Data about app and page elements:
★ ★ ★ ★ ★ ★ ★
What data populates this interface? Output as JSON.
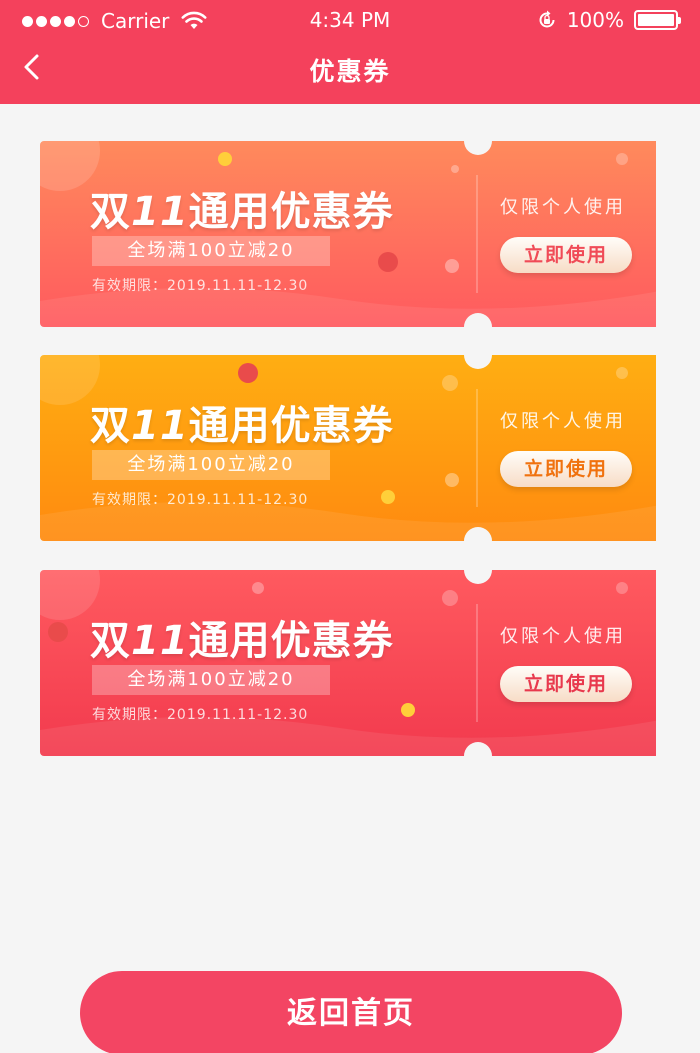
{
  "status_bar": {
    "carrier": "Carrier",
    "time": "4:34 PM",
    "battery": "100%"
  },
  "nav": {
    "title": "优惠券"
  },
  "coupons": [
    {
      "title_prefix": "双",
      "title_number": "11",
      "title_suffix": "通用优惠券",
      "condition": "全场满100立减20",
      "validity": "有效期限：2019.11.11-12.30",
      "limit": "仅限个人使用",
      "button": "立即使用",
      "color_top": "#ff8a5c",
      "color_bottom": "#ff5a5f",
      "button_text_color": "#f04b57"
    },
    {
      "title_prefix": "双",
      "title_number": "11",
      "title_suffix": "通用优惠券",
      "condition": "全场满100立减20",
      "validity": "有效期限：2019.11.11-12.30",
      "limit": "仅限个人使用",
      "button": "立即使用",
      "color_top": "#ffae12",
      "color_bottom": "#ff8a0f",
      "button_text_color": "#f0720f"
    },
    {
      "title_prefix": "双",
      "title_number": "11",
      "title_suffix": "通用优惠券",
      "condition": "全场满100立减20",
      "validity": "有效期限：2019.11.11-12.30",
      "limit": "仅限个人使用",
      "button": "立即使用",
      "color_top": "#ff5a5f",
      "color_bottom": "#f23a4e",
      "button_text_color": "#e8394d"
    }
  ],
  "footer": {
    "home_button": "返回首页"
  },
  "colors": {
    "header": "#f4415c",
    "page_bg": "#f5f5f5"
  }
}
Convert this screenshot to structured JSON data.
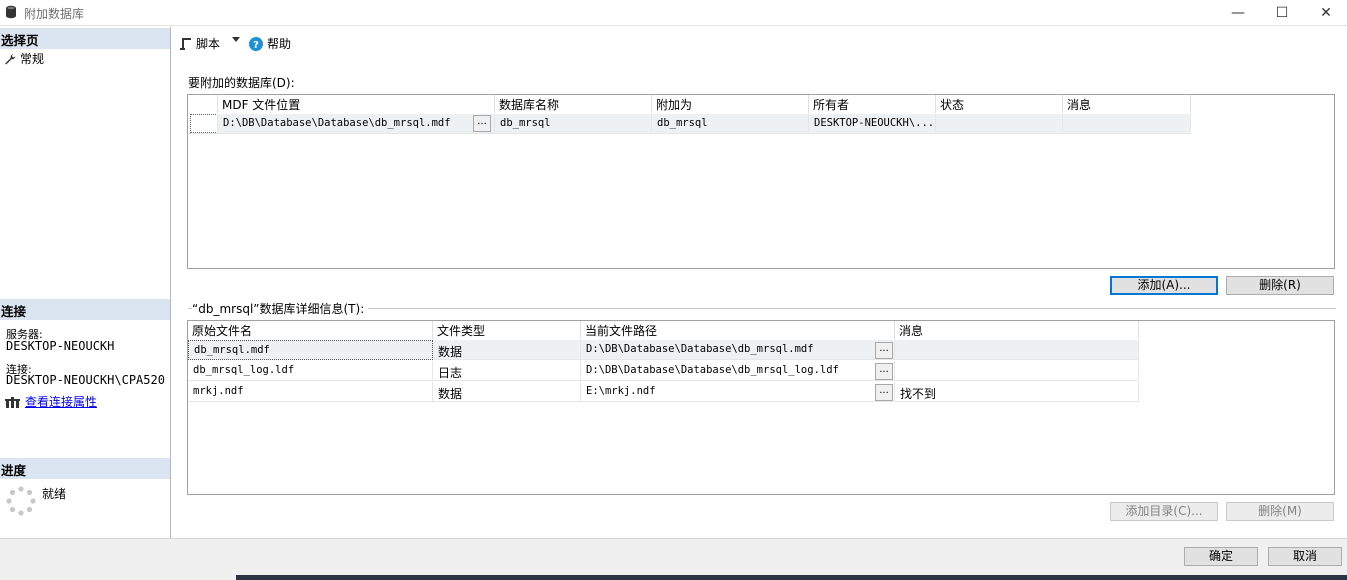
{
  "window": {
    "title": "附加数据库",
    "minimize": "—",
    "maximize": "☐",
    "close": "✕"
  },
  "left": {
    "select_page_header": "选择页",
    "pages": [
      {
        "label": "常规",
        "icon": "wrench-icon"
      }
    ],
    "connection_header": "连接",
    "server_label": "服务器:",
    "server_value": "DESKTOP-NEOUCKH",
    "connection_label": "连接:",
    "connection_value": "DESKTOP-NEOUCKH\\CPA520",
    "view_props_link": "查看连接属性",
    "progress_header": "进度",
    "progress_status": "就绪"
  },
  "toolbar": {
    "script_label": "脚本",
    "help_label": "帮助"
  },
  "attach": {
    "group_label": "要附加的数据库(D):",
    "columns": [
      "MDF 文件位置",
      "数据库名称",
      "附加为",
      "所有者",
      "状态",
      "消息"
    ],
    "rows": [
      {
        "mdf": "D:\\DB\\Database\\Database\\db_mrsql.mdf",
        "name": "db_mrsql",
        "attach_as": "db_mrsql",
        "owner": "DESKTOP-NEOUCKH\\...",
        "status": "",
        "message": ""
      }
    ],
    "browse": "...",
    "add_button": "添加(A)...",
    "remove_button": "删除(R)"
  },
  "details": {
    "group_label": "“db_mrsql”数据库详细信息(T):",
    "columns": [
      "原始文件名",
      "文件类型",
      "当前文件路径",
      "消息"
    ],
    "rows": [
      {
        "file": "db_mrsql.mdf",
        "type": "数据",
        "path": "D:\\DB\\Database\\Database\\db_mrsql.mdf",
        "message": ""
      },
      {
        "file": "db_mrsql_log.ldf",
        "type": "日志",
        "path": "D:\\DB\\Database\\Database\\db_mrsql_log.ldf",
        "message": ""
      },
      {
        "file": "mrkj.ndf",
        "type": "数据",
        "path": "E:\\mrkj.ndf",
        "message": "找不到"
      }
    ],
    "browse": "...",
    "add_catalog_button": "添加目录(C)...",
    "remove_button": "删除(M)"
  },
  "footer": {
    "ok_button": "确定",
    "cancel_button": "取消"
  }
}
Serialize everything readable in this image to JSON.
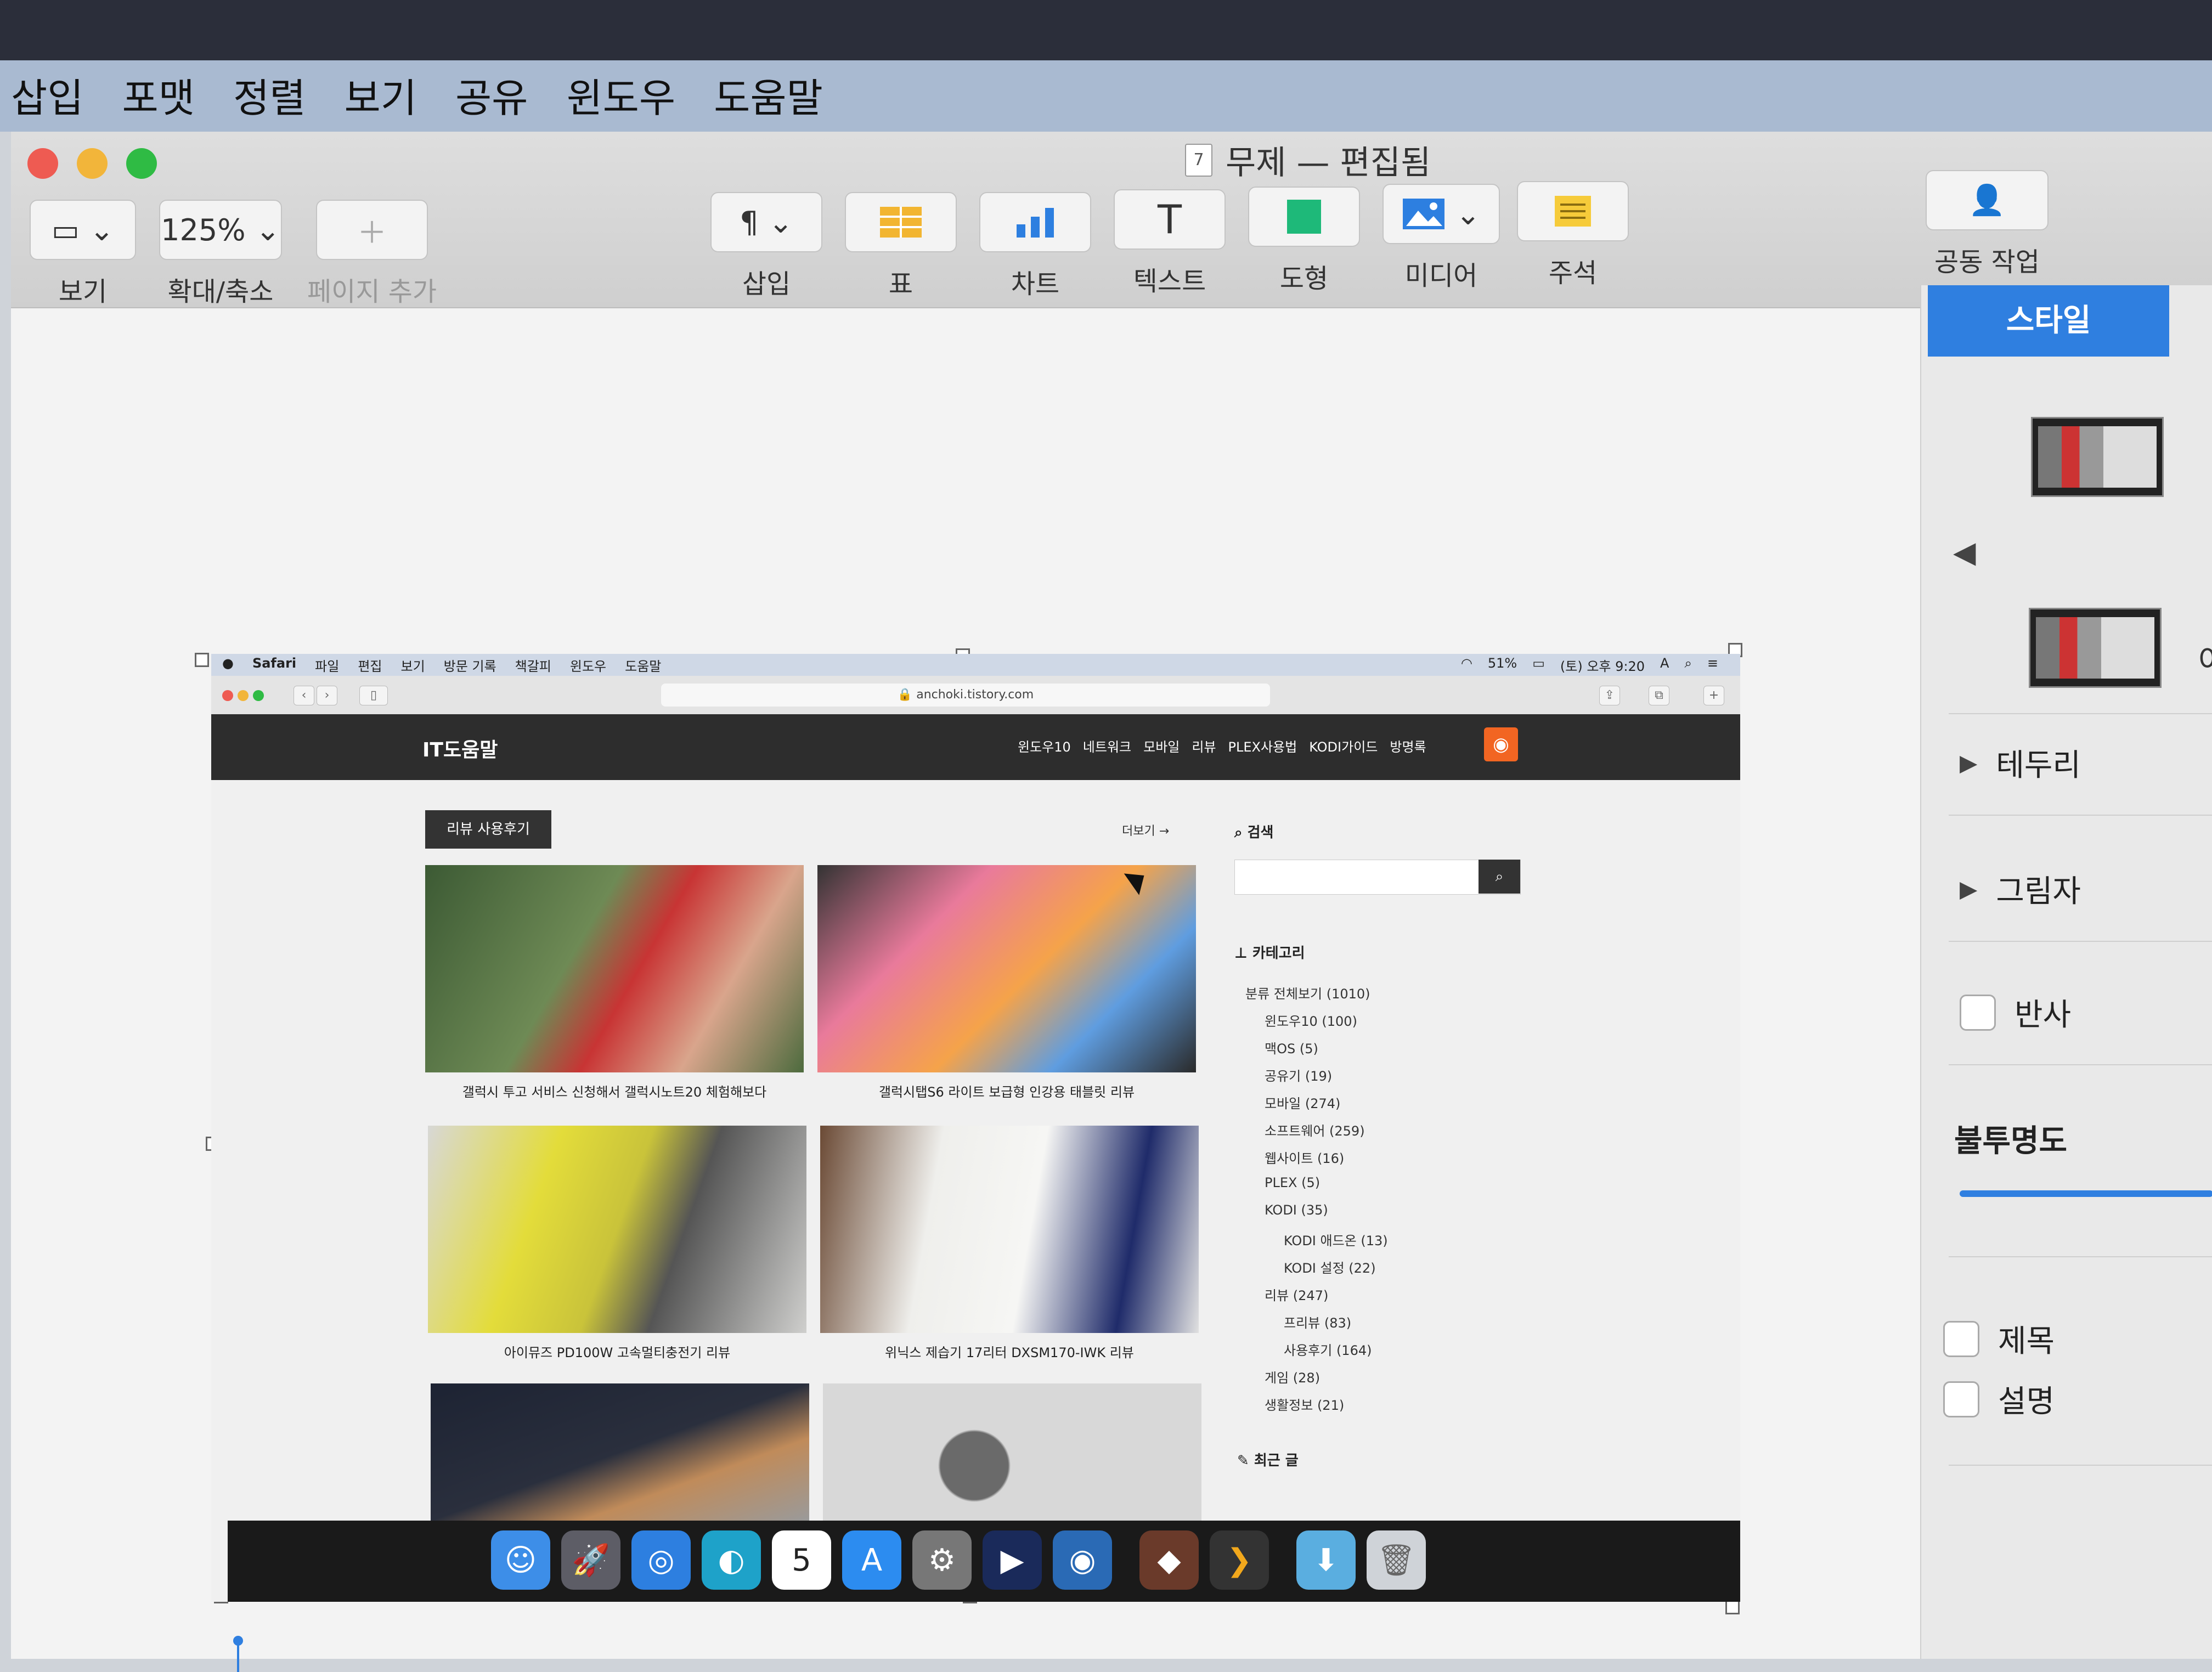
{
  "menubar": {
    "items": [
      "삽입",
      "포맷",
      "정렬",
      "보기",
      "공유",
      "윈도우",
      "도움말"
    ]
  },
  "window": {
    "doc_icon": "7",
    "title": "무제 — 편집됨"
  },
  "toolbar": {
    "view_label": "보기",
    "zoom_value": "125%",
    "zoom_label": "확대/축소",
    "add_page_label": "페이지 추가",
    "insert_label": "삽입",
    "table_label": "표",
    "chart_label": "차트",
    "text_label": "텍스트",
    "shape_label": "도형",
    "media_label": "미디어",
    "comment_label": "주석",
    "collab_label": "공동 작업"
  },
  "sidebar": {
    "style_tab": "스타일",
    "partial_text": "이",
    "border": "테두리",
    "shadow": "그림자",
    "reflection": "반사",
    "opacity": "불투명도",
    "title_check": "제목",
    "caption_check": "설명"
  },
  "embedded": {
    "menubar_items": [
      "Safari",
      "파일",
      "편집",
      "보기",
      "방문 기록",
      "책갈피",
      "윈도우",
      "도움말"
    ],
    "status": [
      "51%",
      "(토) 오후 9:20",
      "A"
    ],
    "url": "anchoki.tistory.com",
    "brand": "IT도움말",
    "nav": [
      "윈도우10",
      "네트워크",
      "모바일",
      "리뷰",
      "PLEX사용법",
      "KODI가이드",
      "방명록"
    ],
    "badge": "리뷰 사용후기",
    "more": "더보기 →",
    "cards": [
      "갤럭시 투고 서비스 신청해서 갤럭시노트20 체험해보다",
      "갤럭시탭S6 라이트 보급형 인강용 태블릿 리뷰",
      "아이뮤즈 PD100W 고속멀티충전기 리뷰",
      "위닉스 제습기 17리터 DXSM170-IWK 리뷰"
    ],
    "search_title": "검색",
    "category_title": "카테고리",
    "categories": [
      "분류 전체보기 (1010)",
      "윈도우10 (100)",
      "맥OS (5)",
      "공유기 (19)",
      "모바일 (274)",
      "소프트웨어 (259)",
      "웹사이트 (16)",
      "PLEX (5)",
      "KODI (35)",
      "KODI 애드온 (13)",
      "KODI 설정 (22)",
      "리뷰 (247)",
      "프리뷰 (83)",
      "사용후기 (164)",
      "게임 (28)",
      "생활정보 (21)"
    ],
    "recent_title": "최근 글"
  }
}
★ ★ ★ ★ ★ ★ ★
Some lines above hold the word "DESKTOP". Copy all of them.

    "server_value": "DESKTOP-NEOUCKH",
    "connection_value": "DESKTOP-NEOUCKH\\CPA520",
        "owner": "DESKTOP-NEOUCKH\\...",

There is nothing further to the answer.